New London murder trial delayed again
New London - The murder trial of Christopher Q. Petteway, who is charged in the 2018 stabbing death of 63-year-old Robert Parise in New London, is on hold again.
New London Superior Court Judge Shari Murphy reluctantly agreed to discharge Petteway’s two public defenders, Kevin Barrs and Michael Miller, at Petteway’s request and because of a conflict between Barrs and a witness in the case.
Petteway, who has written multiple letters to the judges in the New London courthouse, had filed an unspecified grievance against Miller. Without Miller, Barrs said he would not be able to cross examine one of the state’s witnesses because of a conflict with that witness.

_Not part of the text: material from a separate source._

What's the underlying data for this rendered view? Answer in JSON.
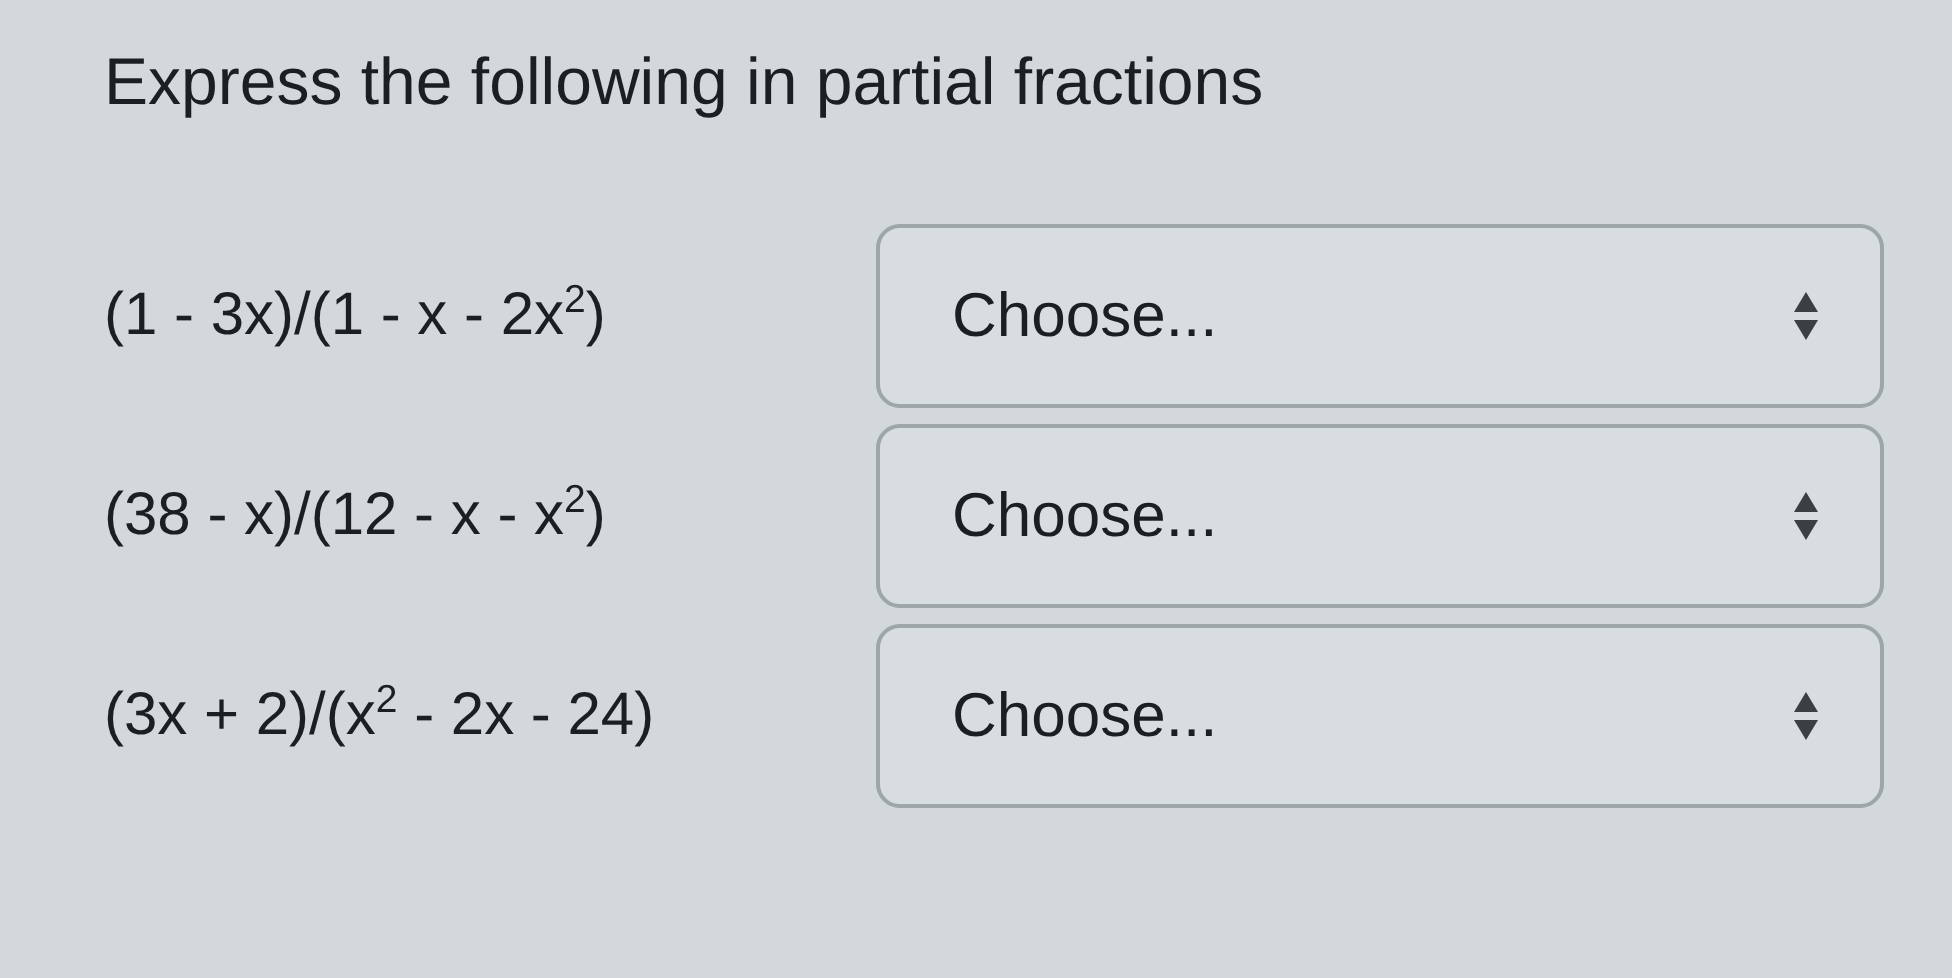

Murphy warned Petteway that although he has a right to be represented by a public defender, he does not necessarily have a right to handpick who represents him.
“We have had multiple delays,” Murphy said. “This request is going to result in an additional delay.”
Murphy ultimately granted the request without an objection from Assistant State’s Attorney Stephen Carney. Carney said he had discussed the matter with Parise’s family and they were “discouraged” by the delay “but intend to soldier on.”
Carney has previously offered Petteway 35 years in prison in exchange for a guilty plea in the case that would have avoided a trial. Petteway declined the offer and now faces up to 70 years if convicted at trial of the charges of murder and violating terms of a standing protective order.
Jury selection for the trial - 12 jurors and four alternates - was completed in June. But the case was halted last month when Petteway’s attorneys requested a second competency evaluation to determine if Petteway was able to understand the legal proceedings and assist in his own defense.
The state has been losing jurors because of the time delay.
The results of the competency evaluation were to be the subject of a hearing on Monday but Petteway refused to come to court from prison. On Tuesday, Petteway explained the state did not provide special transportation he needed to avoid muscle spasms in his back.
He was again found competent to stand trial. Petteway was similarly evaluated by clinicians from the state Department of Mental Health and Addiction Service’s Office of Forensic Evaluation in 2018.
In addition to complaints about his transportation to court, Petteway has also made unsubstantiated claims of “perjury, slander and negative publicity,” in a letter to New London Superior Court Judge Hillary Strackbein.
In a June 29 letter to Judge Murphy, Petteway apologized for “dozing off in court,” and argues his unidentified concern had not been adequately addressed.
Barrs said a new public defender would be found quickly but the new attorney would have to be brought up to speed in the case. The timeline for a trial is now unclear.
It was another blow to family members of Parise, who appeared disgusted by another delay and also the fact that Petteway turned to them and addressed them in courtroom on Tuesday.
“I’m really, really extremely sorry about this. It wasn’t intentional. I’m really sorry your brother’s gone,” Petteway said to family seated in the courtroom.
“You need to turn away from me,” one man in court replied.
Petteway allegedly stabbed his former intimate partner, Parise, multiple times in the kitchen of Parise’s Brainard Street home in New London on Oct. 18, 2018. Police said Parise was able to identify Petteway as his attacker before he died. At the time, Parise was a client of Safe Futures, which provides services for domestic violence victims. Police said Petteway had used his own key to enter the home.
Upon his arrest, New London police said Petteway said “I hope he dies,” and “I got him as many times as I could.”
Family and friends of Parise described him as a gentle soul involved in a toxic relationship.
Petteway was sentenced to 30 days in prison and two years of probation in the summer of 2018 following a domestic incident involving Parise. A protective order was issued after his release from prison. Public records show Petteway also had domestic violence cases in Virginia, Florida and New York dating back to 2001.
Judge Murphy said Tuesday she would reevaluate whether or not to keep remaining jurors once the new special public defender is appointed.
Petteway is expected back in court for a status conference on Aug. 24.